(Instructions to follow): Scan the entries below for the word "subtitle" and copy every line in which it occurs.

(Records to use):
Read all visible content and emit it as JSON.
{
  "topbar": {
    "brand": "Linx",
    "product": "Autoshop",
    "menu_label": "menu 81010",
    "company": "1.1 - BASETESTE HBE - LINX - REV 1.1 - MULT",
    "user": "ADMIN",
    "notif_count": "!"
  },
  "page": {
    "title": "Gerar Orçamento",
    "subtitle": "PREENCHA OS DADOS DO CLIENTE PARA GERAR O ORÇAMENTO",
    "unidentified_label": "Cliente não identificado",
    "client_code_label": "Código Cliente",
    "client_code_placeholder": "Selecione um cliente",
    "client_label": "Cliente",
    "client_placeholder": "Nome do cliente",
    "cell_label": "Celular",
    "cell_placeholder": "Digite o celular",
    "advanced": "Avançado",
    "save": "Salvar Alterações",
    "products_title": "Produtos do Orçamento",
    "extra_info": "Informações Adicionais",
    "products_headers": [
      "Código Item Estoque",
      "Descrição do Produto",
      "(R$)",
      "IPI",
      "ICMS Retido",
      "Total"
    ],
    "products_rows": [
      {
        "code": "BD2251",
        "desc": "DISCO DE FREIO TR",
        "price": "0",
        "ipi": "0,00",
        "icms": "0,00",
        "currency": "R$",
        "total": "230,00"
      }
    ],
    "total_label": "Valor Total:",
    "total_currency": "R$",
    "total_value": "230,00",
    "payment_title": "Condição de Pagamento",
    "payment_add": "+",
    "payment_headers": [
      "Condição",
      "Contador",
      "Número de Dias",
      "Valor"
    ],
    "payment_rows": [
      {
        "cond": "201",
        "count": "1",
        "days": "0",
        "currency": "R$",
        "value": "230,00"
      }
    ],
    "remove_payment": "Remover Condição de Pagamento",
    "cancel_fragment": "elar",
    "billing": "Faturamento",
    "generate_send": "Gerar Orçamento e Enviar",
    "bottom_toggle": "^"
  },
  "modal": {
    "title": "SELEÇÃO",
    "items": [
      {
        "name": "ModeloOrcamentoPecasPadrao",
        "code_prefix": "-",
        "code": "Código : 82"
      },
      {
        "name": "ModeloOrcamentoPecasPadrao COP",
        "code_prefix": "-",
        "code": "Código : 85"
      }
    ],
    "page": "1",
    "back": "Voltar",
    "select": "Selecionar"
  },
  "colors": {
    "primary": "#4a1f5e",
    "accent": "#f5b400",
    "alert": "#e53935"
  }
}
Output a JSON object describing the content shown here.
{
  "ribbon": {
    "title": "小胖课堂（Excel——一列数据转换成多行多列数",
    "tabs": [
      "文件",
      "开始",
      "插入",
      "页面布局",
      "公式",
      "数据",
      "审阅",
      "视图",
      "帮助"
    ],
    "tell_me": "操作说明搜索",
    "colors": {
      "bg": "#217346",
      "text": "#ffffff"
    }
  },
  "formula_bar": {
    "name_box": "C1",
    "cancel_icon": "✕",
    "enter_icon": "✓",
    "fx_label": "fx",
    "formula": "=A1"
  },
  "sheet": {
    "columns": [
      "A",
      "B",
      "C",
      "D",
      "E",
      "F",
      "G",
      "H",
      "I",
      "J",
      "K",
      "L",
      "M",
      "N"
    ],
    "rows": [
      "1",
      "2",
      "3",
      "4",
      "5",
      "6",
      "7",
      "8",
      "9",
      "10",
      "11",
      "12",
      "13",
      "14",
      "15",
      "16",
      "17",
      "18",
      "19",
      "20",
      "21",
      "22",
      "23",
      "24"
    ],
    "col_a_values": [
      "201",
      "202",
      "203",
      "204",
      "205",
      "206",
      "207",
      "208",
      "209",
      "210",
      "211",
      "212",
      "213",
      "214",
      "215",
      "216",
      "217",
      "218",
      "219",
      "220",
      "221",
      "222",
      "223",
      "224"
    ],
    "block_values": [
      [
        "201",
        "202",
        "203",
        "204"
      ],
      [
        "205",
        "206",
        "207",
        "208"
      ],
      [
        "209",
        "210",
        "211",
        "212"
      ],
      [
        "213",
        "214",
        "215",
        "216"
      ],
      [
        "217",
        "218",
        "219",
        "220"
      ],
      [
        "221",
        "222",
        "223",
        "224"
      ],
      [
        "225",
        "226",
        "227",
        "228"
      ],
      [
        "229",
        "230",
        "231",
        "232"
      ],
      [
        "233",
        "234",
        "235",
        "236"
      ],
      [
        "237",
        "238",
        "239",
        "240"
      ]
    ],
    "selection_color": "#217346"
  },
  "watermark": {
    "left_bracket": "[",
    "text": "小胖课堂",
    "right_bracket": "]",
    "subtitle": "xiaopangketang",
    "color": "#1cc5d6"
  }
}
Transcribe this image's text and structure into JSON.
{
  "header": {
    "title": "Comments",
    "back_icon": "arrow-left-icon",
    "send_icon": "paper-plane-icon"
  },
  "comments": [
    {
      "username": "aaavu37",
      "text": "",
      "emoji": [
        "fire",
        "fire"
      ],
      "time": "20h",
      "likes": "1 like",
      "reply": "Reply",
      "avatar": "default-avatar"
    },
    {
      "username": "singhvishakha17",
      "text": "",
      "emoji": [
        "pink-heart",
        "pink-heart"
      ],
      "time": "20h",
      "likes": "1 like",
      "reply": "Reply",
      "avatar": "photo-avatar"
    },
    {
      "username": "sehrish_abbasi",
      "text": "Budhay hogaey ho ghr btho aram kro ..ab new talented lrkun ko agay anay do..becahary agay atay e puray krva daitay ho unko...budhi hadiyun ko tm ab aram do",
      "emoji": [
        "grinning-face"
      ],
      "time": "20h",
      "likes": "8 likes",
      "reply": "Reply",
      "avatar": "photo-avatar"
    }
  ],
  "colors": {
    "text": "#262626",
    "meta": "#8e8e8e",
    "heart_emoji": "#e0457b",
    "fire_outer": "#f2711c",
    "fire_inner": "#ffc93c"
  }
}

(Solution below):
    "subtitle": "PREENCHA OS DADOS DO CLIENTE PARA GERAR O ORÇAMENTO",
    "subtitle": "xiaopangketang",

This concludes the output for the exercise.